February 10, 2017

How many of you remember the 1960’s television show, the General Electric (G.E.) College Bowl? It started out on radio in 1953, and moved to television from 1959 to 1970. Moderated by Allen Luden, then Robert Earle, it was a game that measured teams of students – their intelligence and quick recall of facts – based on the sort of questions asked on ‘Jeopardy’.


'College Bowl 2016’ has been updated, and now deals with the hotly competitive returns of College Endowment Performance.


And results for 2016 were just released by the National Association of College and University Business Officers – aka Nacubo - and the Commonfund Institute. For the 2nd year, schools with the smallest endowments thumped their billion-dollar-plus rivals – i.e., Ivy League schools. 


  • HARVARD said its investments declined by 2%, and its endowment total dropped by $2 billion to $35.7 billion. Harvard is now shaking up its endowment management.
  • YALE did much better than many of its peers, gaining 3.4%, which still lagged the 4% return over the same period for the S&P 500-stock index and wasn’t enough to offset spending. Yale’s total endowment dropped by $200 million to $25.4 billion.


Compare those returns to HOUGHTON COLLEGE, a liberal arts institution affiliated with the Wesleyan Church in western New York, with. Houghton has just over a thousand students and an endowment of $46.4 million.


Houghton emerged in the top quartile of all endowments, according to Nacubo, with a return of 11.85%, for the fiscal year ended 9/30/16. For the calendar year, the results were also impressive, at 7.54%. Houghton was able to lower its spending rate - the amount it withdraws each year to fund operations - to an enviable 4.5%, and may be able to lower it further, to 4%.
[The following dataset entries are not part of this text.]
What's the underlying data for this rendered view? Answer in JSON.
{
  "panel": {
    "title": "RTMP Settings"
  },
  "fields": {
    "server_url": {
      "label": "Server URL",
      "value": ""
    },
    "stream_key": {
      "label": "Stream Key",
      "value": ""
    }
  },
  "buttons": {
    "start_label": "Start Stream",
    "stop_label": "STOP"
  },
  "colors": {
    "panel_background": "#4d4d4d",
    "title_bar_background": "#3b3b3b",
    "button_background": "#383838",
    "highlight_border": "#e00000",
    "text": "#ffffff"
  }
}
HOW DID TINY HOUGHTON DO IT?    The answer is pretty simple: Houghton got out of hedge funds and all alternative investments a 1-1/2 years ago, and moved the entire portfolio to a mix of low-cost index funds and mutual funds at the fund giant Vanguard.


Houghton’s endowment is now invested in a simple mix of 76% in stocks, evenly divided between U.S. and foreign, and 24% in fixed income, according to Vincent Morris, who joined Houghton last year as its VP for finance after a stint in risk management at the insurance broker Arthur J. Gallagher. Roughly half the endowment is in low-cost index funds, and the rest is in actively managed mutual funds.


Houghton’s investment committee met this week, and is likely to move even further from active management, Mr. Morris said. “I went to the University of Chicago, where I sat in a lot of investment classes,” he told me. He learned how difficult it was for active managers to outperform market averages, “especially year after year,” he said, adding, “I’m a big believer in passive investment.”


As for hedge funds and other high-cost alternatives, “the whole two-and-20 model” — in which investors typically pay 2 percent of assets under management and 20 percent of any gains — “is ridiculous,” Mr. Morris said. “The cost structure is outrageous. As they say on Wall Street, ‘Where are the customers’ yachts?’ I’m not going to play that game.”


EXPOSURE TO ALTERNATIVE INVESTMENTS.    As Houghton’s experience suggests, the past year’s disparity in results between the large and small endowments can almost entirely be explained by the differing allocations to alternative investments, especially hedge funds.


  • Endowments larger than $1 billion had 58% of their assets in alternative strategies on average, with 20% in hedge funds and 12% in private equity.
  • Smallest endowments - those of < $25 million - had just 10% in alternatives, with 6% in hedge funds and a mere 1% in private equity.